::: Exercise data

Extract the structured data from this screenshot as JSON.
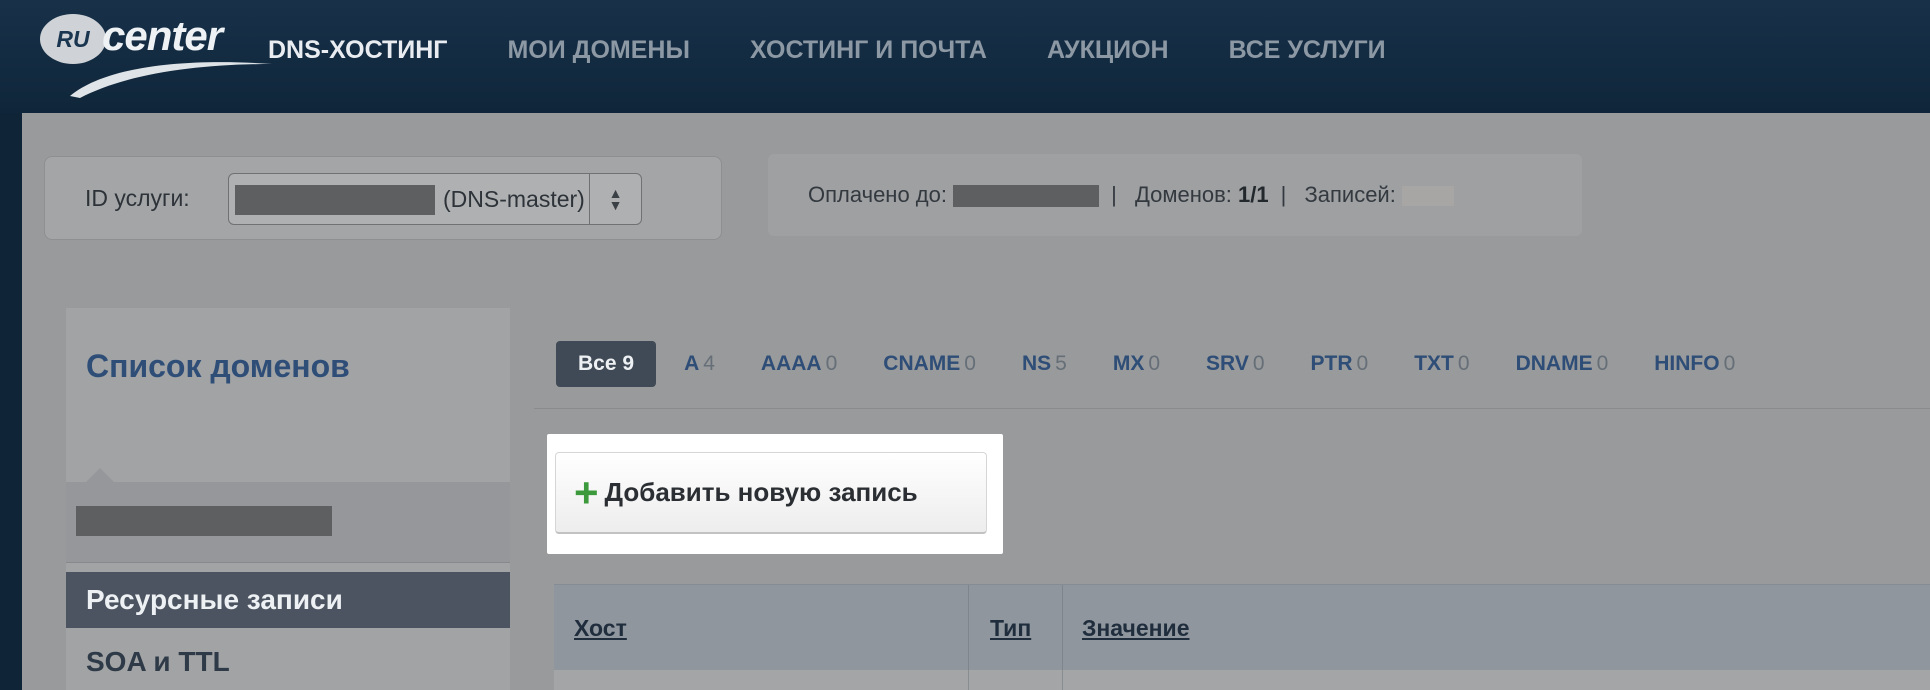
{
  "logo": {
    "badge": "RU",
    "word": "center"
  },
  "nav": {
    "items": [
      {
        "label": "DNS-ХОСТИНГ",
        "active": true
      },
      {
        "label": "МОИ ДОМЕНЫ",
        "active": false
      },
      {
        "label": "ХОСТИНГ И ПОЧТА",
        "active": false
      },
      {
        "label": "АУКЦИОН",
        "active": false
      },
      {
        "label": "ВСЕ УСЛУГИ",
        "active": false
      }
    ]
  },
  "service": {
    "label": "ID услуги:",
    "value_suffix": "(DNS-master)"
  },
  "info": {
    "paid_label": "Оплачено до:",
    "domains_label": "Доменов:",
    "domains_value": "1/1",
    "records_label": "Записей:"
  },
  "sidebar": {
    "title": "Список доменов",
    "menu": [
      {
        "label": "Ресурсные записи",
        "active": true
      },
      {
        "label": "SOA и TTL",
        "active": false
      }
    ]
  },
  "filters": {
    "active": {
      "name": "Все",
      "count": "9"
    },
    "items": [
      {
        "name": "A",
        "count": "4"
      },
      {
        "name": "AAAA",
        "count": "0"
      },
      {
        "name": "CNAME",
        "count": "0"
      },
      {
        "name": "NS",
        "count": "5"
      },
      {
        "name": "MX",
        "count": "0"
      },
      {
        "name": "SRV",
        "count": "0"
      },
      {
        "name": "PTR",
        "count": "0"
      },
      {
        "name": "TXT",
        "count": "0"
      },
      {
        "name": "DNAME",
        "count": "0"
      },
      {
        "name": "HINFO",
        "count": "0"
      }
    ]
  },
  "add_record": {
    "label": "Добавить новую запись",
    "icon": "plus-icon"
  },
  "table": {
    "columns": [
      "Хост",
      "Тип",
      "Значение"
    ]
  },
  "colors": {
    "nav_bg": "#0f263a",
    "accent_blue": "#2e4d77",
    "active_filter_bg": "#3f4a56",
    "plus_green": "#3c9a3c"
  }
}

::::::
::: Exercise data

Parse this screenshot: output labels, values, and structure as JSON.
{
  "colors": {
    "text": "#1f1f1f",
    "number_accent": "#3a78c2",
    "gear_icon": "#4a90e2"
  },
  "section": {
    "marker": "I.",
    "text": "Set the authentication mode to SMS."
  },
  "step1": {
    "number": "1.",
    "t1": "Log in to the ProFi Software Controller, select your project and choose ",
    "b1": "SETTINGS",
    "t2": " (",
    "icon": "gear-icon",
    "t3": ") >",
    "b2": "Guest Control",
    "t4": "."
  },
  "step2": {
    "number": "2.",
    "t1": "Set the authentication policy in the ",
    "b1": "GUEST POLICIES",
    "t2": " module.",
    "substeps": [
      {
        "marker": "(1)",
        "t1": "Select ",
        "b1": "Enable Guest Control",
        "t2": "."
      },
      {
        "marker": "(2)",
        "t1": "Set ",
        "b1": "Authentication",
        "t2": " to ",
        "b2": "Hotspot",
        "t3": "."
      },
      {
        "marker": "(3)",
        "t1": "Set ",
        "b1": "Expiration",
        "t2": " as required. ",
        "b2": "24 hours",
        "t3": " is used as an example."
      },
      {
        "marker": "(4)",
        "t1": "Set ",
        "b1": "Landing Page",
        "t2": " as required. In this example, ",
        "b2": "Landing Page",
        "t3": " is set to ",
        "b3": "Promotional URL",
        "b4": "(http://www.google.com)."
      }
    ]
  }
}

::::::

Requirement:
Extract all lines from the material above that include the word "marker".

Answer to the exercise:
    "marker": "I.",
        "marker": "(1)",
        "marker": "(2)",
        "marker": "(3)",
        "marker": "(4)",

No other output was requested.